---------- Extracted entries

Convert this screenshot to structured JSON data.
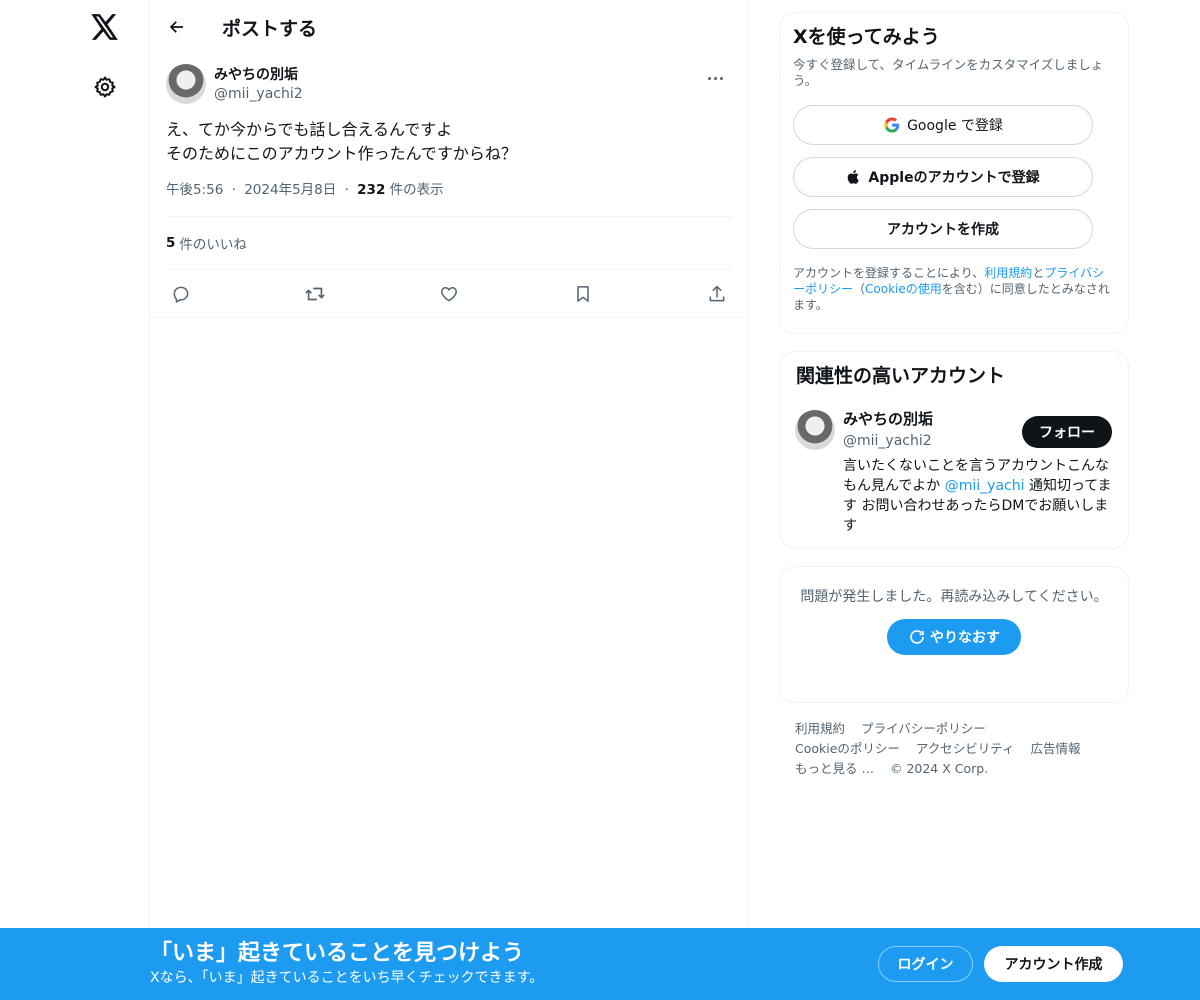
{
  "nav": {
    "logo_icon": "x-logo-icon",
    "settings_icon": "gear-icon"
  },
  "header": {
    "back_icon": "arrow-left-icon",
    "title": "ポストする"
  },
  "post": {
    "author_name": "みやちの別垢",
    "author_handle": "@mii_yachi2",
    "text": "え、てか今からでも話し合えるんですよ\nそのためにこのアカウント作ったんですからね？",
    "time": "午後5:56",
    "separator": "·",
    "date": "2024年5月8日",
    "views_count": "232",
    "views_label": "件の表示",
    "likes_count": "5",
    "likes_label": "件のいいね",
    "actions": [
      "reply-icon",
      "retweet-icon",
      "like-icon",
      "bookmark-icon",
      "share-icon"
    ]
  },
  "signup": {
    "title": "Xを使ってみよう",
    "subtitle": "今すぐ登録して、タイムラインをカスタマイズしましょう。",
    "google_label": "Google で登録",
    "apple_label": "Appleのアカウントで登録",
    "create_label": "アカウントを作成",
    "legal_prefix": "アカウントを登録することにより、",
    "legal_terms": "利用規約",
    "legal_and": "と",
    "legal_privacy": "プライバシーポリシー",
    "legal_paren_open": "（",
    "legal_cookie": "Cookieの使用",
    "legal_suffix": "を含む）に同意したとみなされます。"
  },
  "related": {
    "title": "関連性の高いアカウント",
    "name": "みやちの別垢",
    "handle": "@mii_yachi2",
    "follow_label": "フォロー",
    "bio_part1": "言いたくないことを言うアカウントこんなもん見んでよか ",
    "bio_mention": "@mii_yachi",
    "bio_part2": " 通知切ってます お問い合わせあったらDMでお願いします"
  },
  "error": {
    "message": "問題が発生しました。再読み込みしてください。",
    "retry_label": "やりなおす"
  },
  "footer": {
    "links": [
      "利用規約",
      "プライバシーポリシー",
      "Cookieのポリシー",
      "アクセシビリティ",
      "広告情報",
      "もっと見る …"
    ],
    "copyright": "© 2024 X Corp."
  },
  "banner": {
    "title": "「いま」起きていることを見つけよう",
    "subtitle": "Xなら、「いま」起きていることをいち早くチェックできます。",
    "login_label": "ログイン",
    "create_label": "アカウント作成"
  },
  "colors": {
    "accent": "#1d9bf0",
    "text": "#0f1419",
    "secondary": "#536471",
    "border": "#eff3f4"
  }
}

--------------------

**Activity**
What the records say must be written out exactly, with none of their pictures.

**Task solution**
Convert this screenshot to structured JSON data.
{
  "nav": {
    "logo_icon": "x-logo-icon",
    "settings_icon": "gear-icon"
  },
  "header": {
    "back_icon": "arrow-left-icon",
    "title": "ポストする"
  },
  "post": {
    "author_name": "みやちの別垢",
    "author_handle": "@mii_yachi2",
    "text": "え、てか今からでも話し合えるんですよ\nそのためにこのアカウント作ったんですからね？",
    "time": "午後5:56",
    "separator": "·",
    "date": "2024年5月8日",
    "views_count": "232",
    "views_label": "件の表示",
    "likes_count": "5",
    "likes_label": "件のいいね",
    "actions": [
      "reply-icon",
      "retweet-icon",
      "like-icon",
      "bookmark-icon",
      "share-icon"
    ]
  },
  "signup": {
    "title": "Xを使ってみよう",
    "subtitle": "今すぐ登録して、タイムラインをカスタマイズしましょう。",
    "google_label": "Google で登録",
    "apple_label": "Appleのアカウントで登録",
    "create_label": "アカウントを作成",
    "legal_prefix": "アカウントを登録することにより、",
    "legal_terms": "利用規約",
    "legal_and": "と",
    "legal_privacy": "プライバシーポリシー",
    "legal_paren_open": "（",
    "legal_cookie": "Cookieの使用",
    "legal_suffix": "を含む）に同意したとみなされます。"
  },
  "related": {
    "title": "関連性の高いアカウント",
    "name": "みやちの別垢",
    "handle": "@mii_yachi2",
    "follow_label": "フォロー",
    "bio_part1": "言いたくないことを言うアカウントこんなもん見んでよか ",
    "bio_mention": "@mii_yachi",
    "bio_part2": " 通知切ってます お問い合わせあったらDMでお願いします"
  },
  "error": {
    "message": "問題が発生しました。再読み込みしてください。",
    "retry_label": "やりなおす"
  },
  "footer": {
    "links": [
      "利用規約",
      "プライバシーポリシー",
      "Cookieのポリシー",
      "アクセシビリティ",
      "広告情報",
      "もっと見る …"
    ],
    "copyright": "© 2024 X Corp."
  },
  "banner": {
    "title": "「いま」起きていることを見つけよう",
    "subtitle": "Xなら、「いま」起きていることをいち早くチェックできます。",
    "login_label": "ログイン",
    "create_label": "アカウント作成"
  },
  "colors": {
    "accent": "#1d9bf0",
    "text": "#0f1419",
    "secondary": "#536471",
    "border": "#eff3f4"
  }
}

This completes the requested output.